‘Privilege’ is a word I didn’t want to use. After all, a lot of my favorite rappers are white dudes whose albums are psychotherapies with the listener. Grieves and Atmosphere come off as humble, sharing their stories with the listener with hopes of relating. “Eraser” has a toughness in it, Sheeran trying to convince us he’s tough because he survives the pain of being famous. Considering on later songs he brags about fucking – and sounds happy about it – I’d say it’s another attempt to impress us. The song is good, though. As for “Castle on the Hill”, it has the same idea as Adema’s “All These Years” without the darkness. Nostalgia is a painful thing. I know that since I spent 3 years in a military home and seeing a distance growing between me and my old self, me and my friends and all I’ve known is quite hard. “Castle on the Hill” paints it like it’s all happy and nice, taking a trip down memory lane. Don’t say ‘privilege’, don’t say ‘privilege’.

So it’s all crap so long as Ed serious. Smack in the middle of the album you get “New Man” and “Galway Girl”, two brilliant songs that will easily rank as among the best of the year. Switching up his demeanor, now he’s a playboy who fucks women and women call him up – despite having boyfriends – to fuck. It’s believable for once, actually has spirits and Sheeran is into it. The latter is about picking up a girl at the club but there’s none of the creepiness of the lead single. Instead, it’s just about how she fell in love and they had sex. The former is a bitter break-up song about how the ex-lover’s new man isn’t that good. The confidence, the venom in that song is fantastic.

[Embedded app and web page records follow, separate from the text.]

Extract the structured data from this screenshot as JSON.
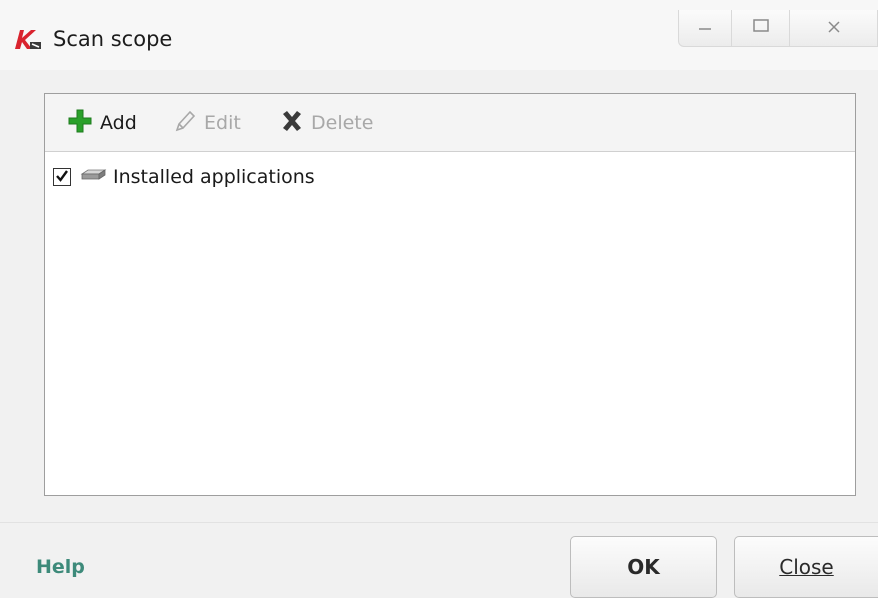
{
  "window": {
    "title": "Scan scope",
    "logo_icon": "kaspersky-k-icon",
    "caption": {
      "minimize_icon": "minimize-icon",
      "maximize_icon": "maximize-icon",
      "close_icon": "close-icon"
    }
  },
  "toolbar": {
    "add_label": "Add",
    "add_icon": "plus-icon",
    "edit_label": "Edit",
    "edit_icon": "pencil-icon",
    "delete_label": "Delete",
    "delete_icon": "x-icon"
  },
  "scope_list": {
    "items": [
      {
        "label": "Installed applications",
        "checked": true,
        "icon": "drive-icon"
      }
    ]
  },
  "footer": {
    "help_label": "Help",
    "ok_label": "OK",
    "close_label": "Close"
  },
  "colors": {
    "add_icon": "#2aa02a",
    "help_link": "#3d8a7a",
    "disabled_text": "#a8a8a8",
    "logo_red": "#d9232e"
  }
}
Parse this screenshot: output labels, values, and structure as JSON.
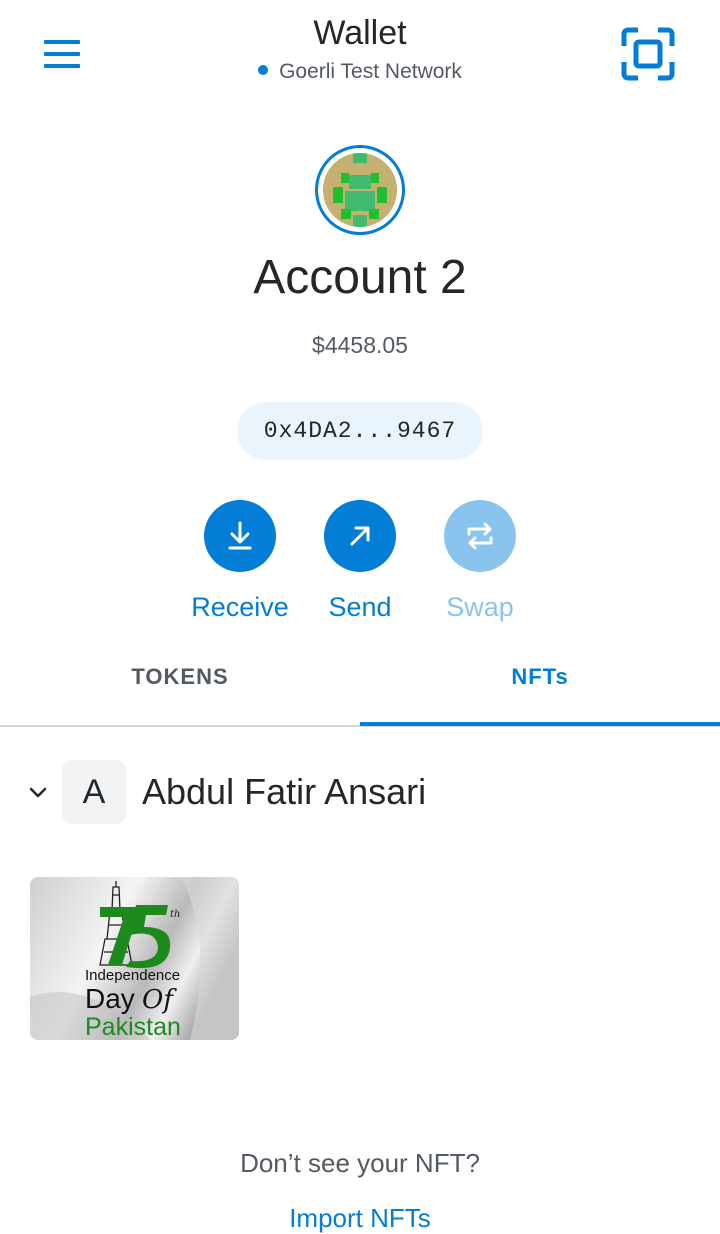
{
  "header": {
    "title": "Wallet",
    "network": "Goerli Test Network",
    "menu_icon": "hamburger-menu-icon",
    "scan_icon": "qr-scan-icon"
  },
  "account": {
    "name": "Account 2",
    "balance": "$4458.05",
    "address": "0x4DA2...9467"
  },
  "actions": [
    {
      "label": "Receive",
      "icon": "download-arrow-icon",
      "enabled": true
    },
    {
      "label": "Send",
      "icon": "arrow-up-right-icon",
      "enabled": true
    },
    {
      "label": "Swap",
      "icon": "swap-arrows-icon",
      "enabled": false
    }
  ],
  "tabs": {
    "tokens": "TOKENS",
    "nfts": "NFTs",
    "active": "nfts"
  },
  "collection": {
    "badge": "A",
    "name": "Abdul Fatir Ansari",
    "expanded": true
  },
  "nft": {
    "superscript": "th",
    "line1": "Independence",
    "line2": "Day",
    "line2_script": "Of",
    "line3": "Pakistan"
  },
  "footer": {
    "prompt": "Don’t see your NFT?",
    "import_link": "Import NFTs"
  },
  "colors": {
    "accent": "#037dd6",
    "accent_disabled": "#8ac4ee",
    "address_bg": "#eaf4fc",
    "nft_green": "#1c8a1c"
  }
}
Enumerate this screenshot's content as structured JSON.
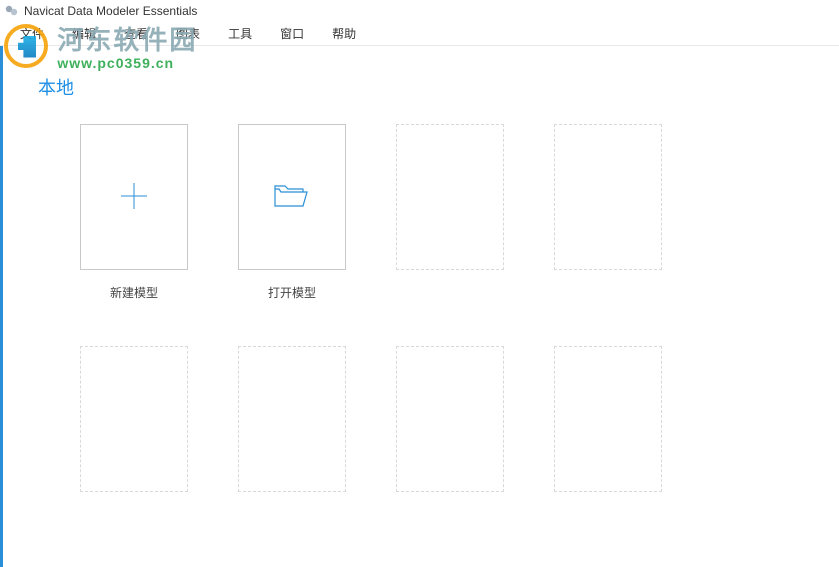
{
  "titlebar": {
    "title": "Navicat Data Modeler Essentials"
  },
  "menubar": {
    "items": [
      "文件",
      "编辑",
      "查看",
      "图表",
      "工具",
      "窗口",
      "帮助"
    ]
  },
  "section": {
    "title": "本地"
  },
  "tiles": [
    {
      "type": "solid",
      "icon": "plus",
      "label": "新建模型"
    },
    {
      "type": "solid",
      "icon": "folder",
      "label": "打开模型"
    },
    {
      "type": "dashed",
      "icon": "",
      "label": ""
    },
    {
      "type": "dashed",
      "icon": "",
      "label": ""
    },
    {
      "type": "dashed",
      "icon": "",
      "label": ""
    },
    {
      "type": "dashed",
      "icon": "",
      "label": ""
    },
    {
      "type": "dashed",
      "icon": "",
      "label": ""
    },
    {
      "type": "dashed",
      "icon": "",
      "label": ""
    }
  ],
  "watermark": {
    "cn": "河东软件园",
    "url": "www.pc0359.cn"
  }
}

It’s not a rant or a plea for the lover to return. Condescension is the dominant emotion, with Sheeran sneering all the way to next ¬†one night stand. It’s not a song to sing to convince yourself you’re over the break up, but to celebrate how you moved on. No coincidence that both of these are Hip-Hop driven.

Nothing here is too different than previous albums by him. His sound is expanding a bit and there is more than acoustic balladry now, but overall the man remains the same. He cannot break free of being a performer, he cannot get into the act. The difference between him and the horrible Watkins is that Watkins remained in character. Having “New Man” and “Happier” in the same album is jarring, since they’re opposites but there’s nothing to connect them. Eventually, one side takes over and the most convincing one is the braggadio and macho bullshit. It’s funny how that song take shots an ultramacho new boyfriend, because that’s exactly how Sheeran sounds like. I have no problem with that, since “New Man” is actually brillaint. I only wish he would let go already. “Galway Girl” has more spirit than any song here.

2 new men out of 5